*RECORDS TO USE*:
============

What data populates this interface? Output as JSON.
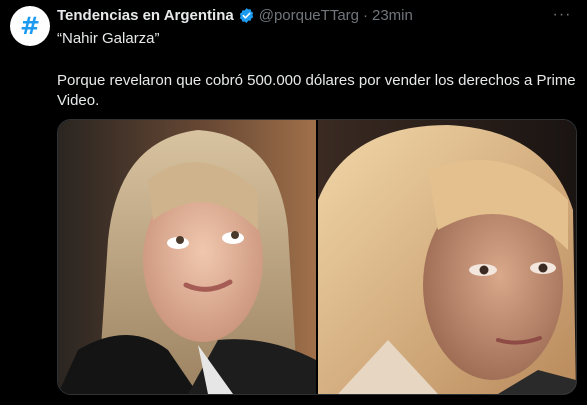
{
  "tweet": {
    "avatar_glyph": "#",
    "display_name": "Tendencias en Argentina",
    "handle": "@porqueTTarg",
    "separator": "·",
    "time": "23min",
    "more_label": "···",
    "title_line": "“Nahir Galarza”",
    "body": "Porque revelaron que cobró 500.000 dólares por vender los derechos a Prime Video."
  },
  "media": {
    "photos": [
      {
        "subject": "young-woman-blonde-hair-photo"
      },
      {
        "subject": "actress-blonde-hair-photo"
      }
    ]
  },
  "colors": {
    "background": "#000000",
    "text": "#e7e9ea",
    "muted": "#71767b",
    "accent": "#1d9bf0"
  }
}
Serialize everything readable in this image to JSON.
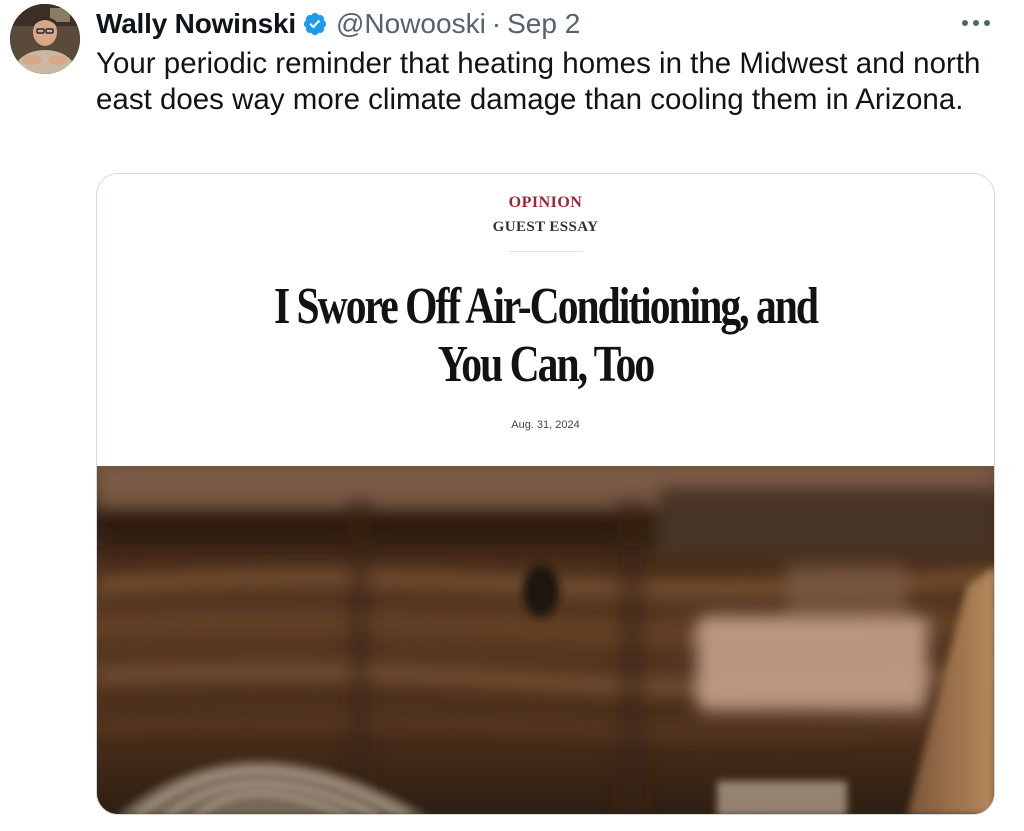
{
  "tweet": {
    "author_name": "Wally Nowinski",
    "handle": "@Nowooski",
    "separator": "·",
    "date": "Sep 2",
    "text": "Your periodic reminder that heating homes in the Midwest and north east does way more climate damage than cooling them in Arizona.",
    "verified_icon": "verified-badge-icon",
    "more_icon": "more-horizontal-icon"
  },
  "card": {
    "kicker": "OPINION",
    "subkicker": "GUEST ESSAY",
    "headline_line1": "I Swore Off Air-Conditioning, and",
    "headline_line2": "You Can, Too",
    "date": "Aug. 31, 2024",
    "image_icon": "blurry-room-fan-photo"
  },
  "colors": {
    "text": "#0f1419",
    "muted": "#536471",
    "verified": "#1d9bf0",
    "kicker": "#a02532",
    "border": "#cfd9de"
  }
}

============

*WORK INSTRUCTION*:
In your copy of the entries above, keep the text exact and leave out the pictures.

*SOLUTION*:
What data populates this interface? Output as JSON.
{
  "tweet": {
    "avatar_glyph": "#",
    "display_name": "Tendencias en Argentina",
    "handle": "@porqueTTarg",
    "separator": "·",
    "time": "23min",
    "more_label": "···",
    "title_line": "“Nahir Galarza”",
    "body": "Porque revelaron que cobró 500.000 dólares por vender los derechos a Prime Video."
  },
  "media": {
    "photos": [
      {
        "subject": "young-woman-blonde-hair-photo"
      },
      {
        "subject": "actress-blonde-hair-photo"
      }
    ]
  },
  "colors": {
    "background": "#000000",
    "text": "#e7e9ea",
    "muted": "#71767b",
    "accent": "#1d9bf0"
  }
}
Serialize everything readable in this image to JSON.
{
  "tweet": {
    "author_name": "Wally Nowinski",
    "handle": "@Nowooski",
    "separator": "·",
    "date": "Sep 2",
    "text": "Your periodic reminder that heating homes in the Midwest and north east does way more climate damage than cooling them in Arizona.",
    "verified_icon": "verified-badge-icon",
    "more_icon": "more-horizontal-icon"
  },
  "card": {
    "kicker": "OPINION",
    "subkicker": "GUEST ESSAY",
    "headline_line1": "I Swore Off Air-Conditioning, and",
    "headline_line2": "You Can, Too",
    "date": "Aug. 31, 2024",
    "image_icon": "blurry-room-fan-photo"
  },
  "colors": {
    "text": "#0f1419",
    "muted": "#536471",
    "verified": "#1d9bf0",
    "kicker": "#a02532",
    "border": "#cfd9de"
  }
}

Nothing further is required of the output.